Exercise:
Each line of the records below that contains "title" needs to be copied.

[Element data from apps and pages]
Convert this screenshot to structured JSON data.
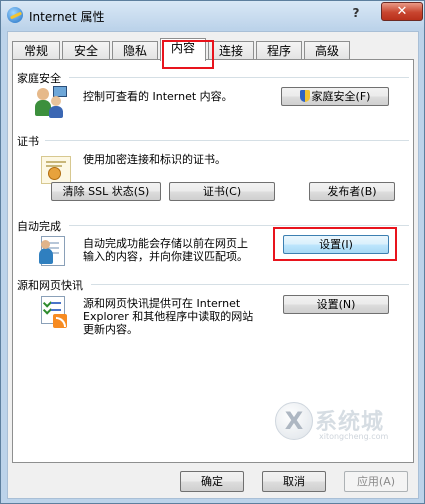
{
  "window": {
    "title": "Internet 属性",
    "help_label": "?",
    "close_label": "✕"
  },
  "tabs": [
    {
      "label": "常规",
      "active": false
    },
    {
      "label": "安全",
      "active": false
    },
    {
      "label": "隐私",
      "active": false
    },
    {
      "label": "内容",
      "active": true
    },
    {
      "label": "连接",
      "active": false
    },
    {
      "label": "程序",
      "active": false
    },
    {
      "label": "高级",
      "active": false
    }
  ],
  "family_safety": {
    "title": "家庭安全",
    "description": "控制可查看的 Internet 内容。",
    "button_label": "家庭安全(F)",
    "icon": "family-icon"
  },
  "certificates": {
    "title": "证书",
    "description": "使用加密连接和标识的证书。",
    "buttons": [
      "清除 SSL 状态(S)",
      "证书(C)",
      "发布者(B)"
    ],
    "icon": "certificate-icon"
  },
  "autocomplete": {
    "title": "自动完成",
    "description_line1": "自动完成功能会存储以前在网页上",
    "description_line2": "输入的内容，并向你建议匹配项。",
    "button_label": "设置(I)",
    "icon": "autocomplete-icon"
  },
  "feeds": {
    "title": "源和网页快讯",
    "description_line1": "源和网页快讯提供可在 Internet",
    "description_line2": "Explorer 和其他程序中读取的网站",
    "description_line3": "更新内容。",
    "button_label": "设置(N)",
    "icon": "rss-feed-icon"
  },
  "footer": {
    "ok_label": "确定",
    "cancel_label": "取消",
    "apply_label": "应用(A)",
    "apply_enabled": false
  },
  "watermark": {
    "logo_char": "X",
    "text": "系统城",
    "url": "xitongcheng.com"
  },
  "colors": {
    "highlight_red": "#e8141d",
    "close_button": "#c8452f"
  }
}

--

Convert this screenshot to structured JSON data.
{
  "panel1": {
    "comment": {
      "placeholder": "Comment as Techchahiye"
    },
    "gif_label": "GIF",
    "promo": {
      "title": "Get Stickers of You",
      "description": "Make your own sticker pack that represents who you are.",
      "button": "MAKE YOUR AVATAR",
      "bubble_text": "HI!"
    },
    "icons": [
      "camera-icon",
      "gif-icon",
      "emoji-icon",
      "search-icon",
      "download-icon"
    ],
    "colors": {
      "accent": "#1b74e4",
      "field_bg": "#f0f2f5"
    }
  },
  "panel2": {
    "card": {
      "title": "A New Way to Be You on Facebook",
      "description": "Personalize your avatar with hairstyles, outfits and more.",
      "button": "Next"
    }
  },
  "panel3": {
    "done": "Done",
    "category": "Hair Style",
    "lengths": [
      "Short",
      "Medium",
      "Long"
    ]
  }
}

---

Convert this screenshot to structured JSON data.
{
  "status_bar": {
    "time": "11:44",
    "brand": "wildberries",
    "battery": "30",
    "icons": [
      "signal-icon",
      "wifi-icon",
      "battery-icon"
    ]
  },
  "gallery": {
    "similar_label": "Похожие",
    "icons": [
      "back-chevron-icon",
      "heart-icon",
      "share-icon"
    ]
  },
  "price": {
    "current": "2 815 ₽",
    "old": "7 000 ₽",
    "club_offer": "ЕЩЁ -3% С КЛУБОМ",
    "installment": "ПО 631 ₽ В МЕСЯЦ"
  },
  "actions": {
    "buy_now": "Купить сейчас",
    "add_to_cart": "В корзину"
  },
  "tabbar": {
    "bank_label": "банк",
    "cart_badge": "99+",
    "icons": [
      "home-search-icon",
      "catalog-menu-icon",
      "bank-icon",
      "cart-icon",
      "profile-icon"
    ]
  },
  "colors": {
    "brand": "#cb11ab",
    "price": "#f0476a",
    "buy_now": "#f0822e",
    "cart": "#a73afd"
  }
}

Task output:
    "title": "Internet 属性",
    "title": "家庭安全",
    "title": "证书",
    "title": "自动完成",
    "title": "源和网页快讯",
      "title": "Get Stickers of You",
      "title": "A New Way to Be You on Facebook",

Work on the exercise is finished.